once (too often) of the opening stanza is both echoed and refuted with
But not too often in the opening line of stanza two, which seems to contradict what he has just said.
In doing so he seems to imply that, on reflection, while this was indeed a frightening experience, it was nonetheless one he found ultimately worthwhile and enriching. We can also see this in the expression
I count as gain. He concentrates on the specific reasons he feels the encounter was beneficial in the remainder of the poem.
In choosing the word
met to describe this event, he conveys almost a sense of reciprocity and fraternity between humans and animals. It is typical of MacCaig never to assume human superiority in describing encounters with the world of nature.
The alliterative metaphor
a sea tin-tacked with rain captures with MacCaig’s usual gift of exact observation, the nature of the rain - hard, relatively sparse droplets patterning the smooth surface with neat round imprints. The alliteration of the hard consonant ‘t’ helps to replicate the metallic sound of the rain hitting the boat.
Alliteration and metaphor continue in rich vein in the final line with
roomsized monster and
matchbox brain. The contrast and incongruity of the size of the shark’s enormous body compared with its tiny brain is elegantly portrayed here.
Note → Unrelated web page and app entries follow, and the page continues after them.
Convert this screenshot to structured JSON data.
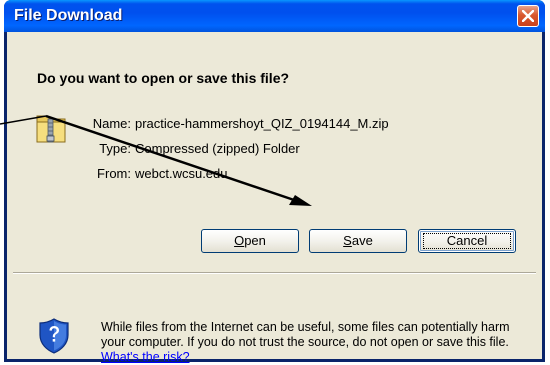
{
  "window": {
    "title": "File Download"
  },
  "dialog": {
    "question": "Do you want to open or save this file?",
    "file": {
      "name_label": "Name:",
      "name_value": "practice-hammershoyt_QIZ_0194144_M.zip",
      "type_label": "Type:",
      "type_value": "Compressed (zipped) Folder",
      "from_label": "From:",
      "from_value": "webct.wcsu.edu"
    },
    "buttons": {
      "open_accel": "O",
      "open_rest": "pen",
      "save_accel": "S",
      "save_rest": "ave",
      "cancel": "Cancel"
    },
    "warning": {
      "text": "While files from the Internet can be useful, some files can potentially harm your computer. If you do not trust the source, do not open or save this file.",
      "link": "What's the risk?"
    }
  },
  "icons": {
    "close": "close-icon",
    "file": "zip-folder-icon",
    "warning": "security-shield-icon"
  },
  "colors": {
    "titlebar": "#0053ee",
    "dialog_bg": "#ece9d8",
    "close_button": "#d9582e",
    "link": "#0000ff"
  }
}
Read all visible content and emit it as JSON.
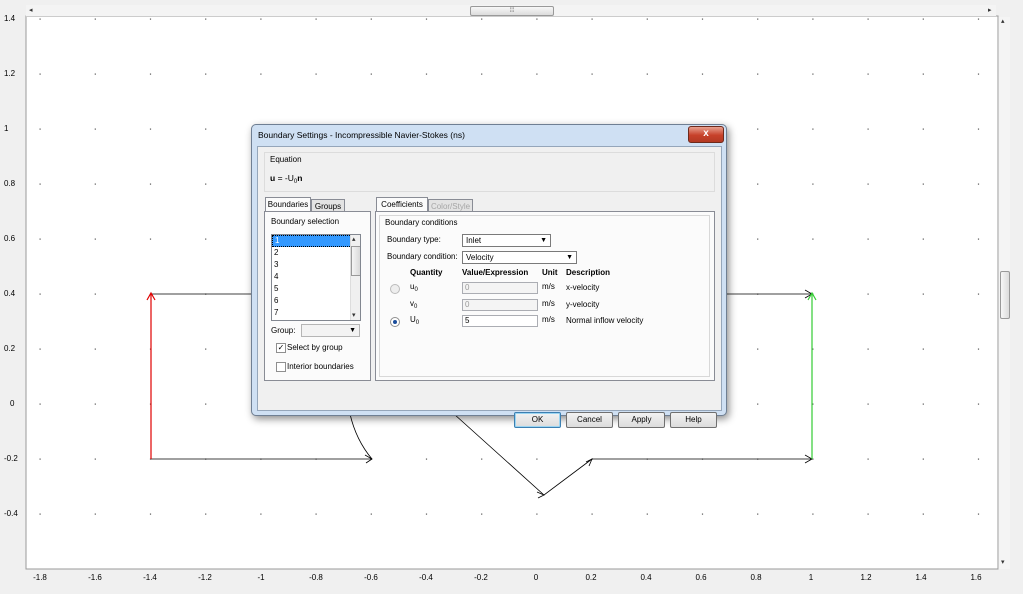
{
  "plot": {
    "y_ticks": [
      "1.4",
      "1.2",
      "1",
      "0.8",
      "0.6",
      "0.4",
      "0.2",
      "0",
      "-0.2",
      "-0.4"
    ],
    "x_ticks": [
      "-1.8",
      "-1.6",
      "-1.4",
      "-1.2",
      "-1",
      "-0.8",
      "-0.6",
      "-0.4",
      "-0.2",
      "0",
      "0.2",
      "0.4",
      "0.6",
      "0.8",
      "1",
      "1.2",
      "1.4",
      "1.6"
    ],
    "inlet_color": "#e00000",
    "outlet_color": "#33cc33"
  },
  "dialog": {
    "title": "Boundary Settings - Incompressible Navier-Stokes (ns)",
    "close_glyph": "x",
    "equation_label": "Equation",
    "equation_lhs": "u",
    "equation_mid": " = -U",
    "equation_sub": "0",
    "equation_rhs": "n",
    "left_tabs": [
      "Boundaries",
      "Groups"
    ],
    "boundary_selection_label": "Boundary selection",
    "boundary_items": [
      "1",
      "2",
      "3",
      "4",
      "5",
      "6",
      "7"
    ],
    "group_label": "Group:",
    "select_by_group": "Select by group",
    "select_by_group_checked": true,
    "interior_boundaries": "Interior boundaries",
    "right_tabs": [
      "Coefficients",
      "Color/Style"
    ],
    "bc_group_label": "Boundary conditions",
    "boundary_type_label": "Boundary type:",
    "boundary_type_value": "Inlet",
    "boundary_condition_label": "Boundary condition:",
    "boundary_condition_value": "Velocity",
    "headers": {
      "quantity": "Quantity",
      "value": "Value/Expression",
      "unit": "Unit",
      "description": "Description"
    },
    "rows": [
      {
        "q": "u",
        "sub": "0",
        "value": "0",
        "unit": "m/s",
        "desc": "x-velocity",
        "selected": false
      },
      {
        "q": "v",
        "sub": "0",
        "value": "0",
        "unit": "m/s",
        "desc": "y-velocity",
        "selected": false
      },
      {
        "q": "U",
        "sub": "0",
        "value": "5",
        "unit": "m/s",
        "desc": "Normal inflow velocity",
        "selected": true
      }
    ],
    "buttons": {
      "ok": "OK",
      "cancel": "Cancel",
      "apply": "Apply",
      "help": "Help"
    }
  }
}
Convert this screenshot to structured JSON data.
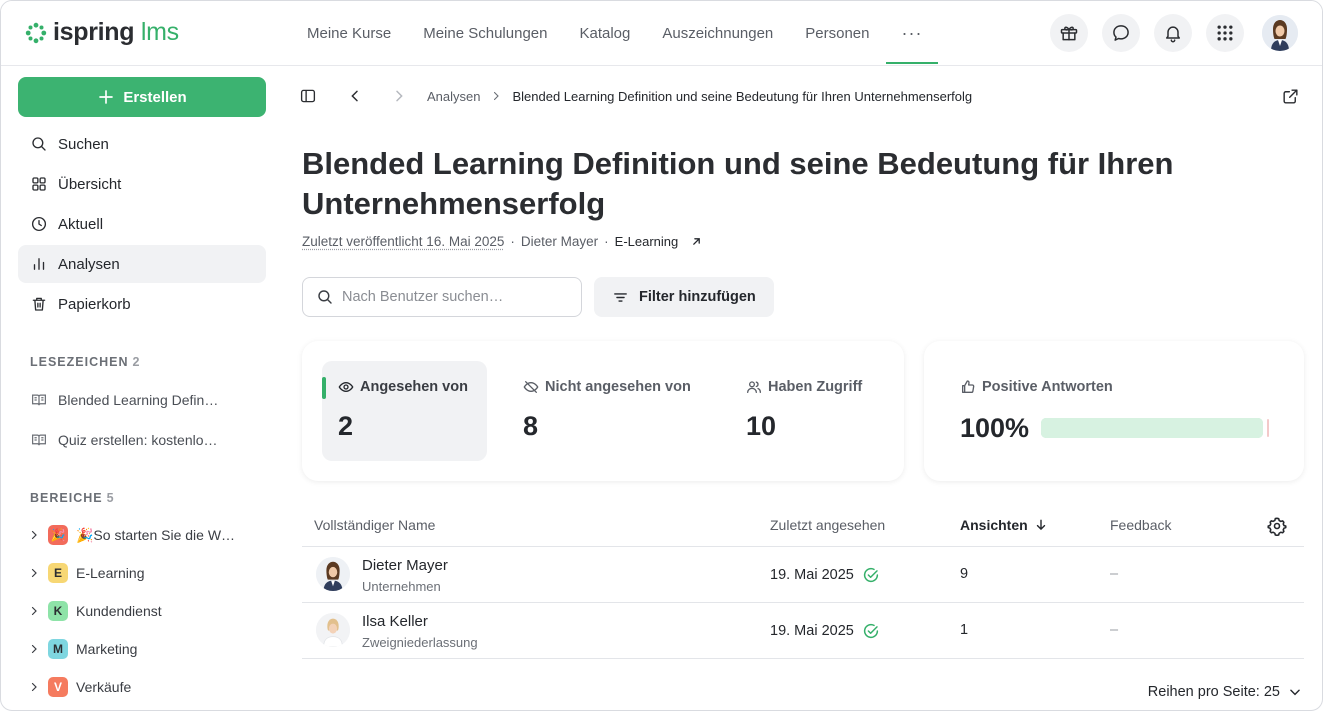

The linking alliterative consonant ‘m’ serves to further emphasise the comparison.
There is clever use of long and short vowels in this final line too: the long vowels in
roomsized monster appropriately extend and elongate the expression to reinforce the size of the shark in contrast to the short, clipped vowels of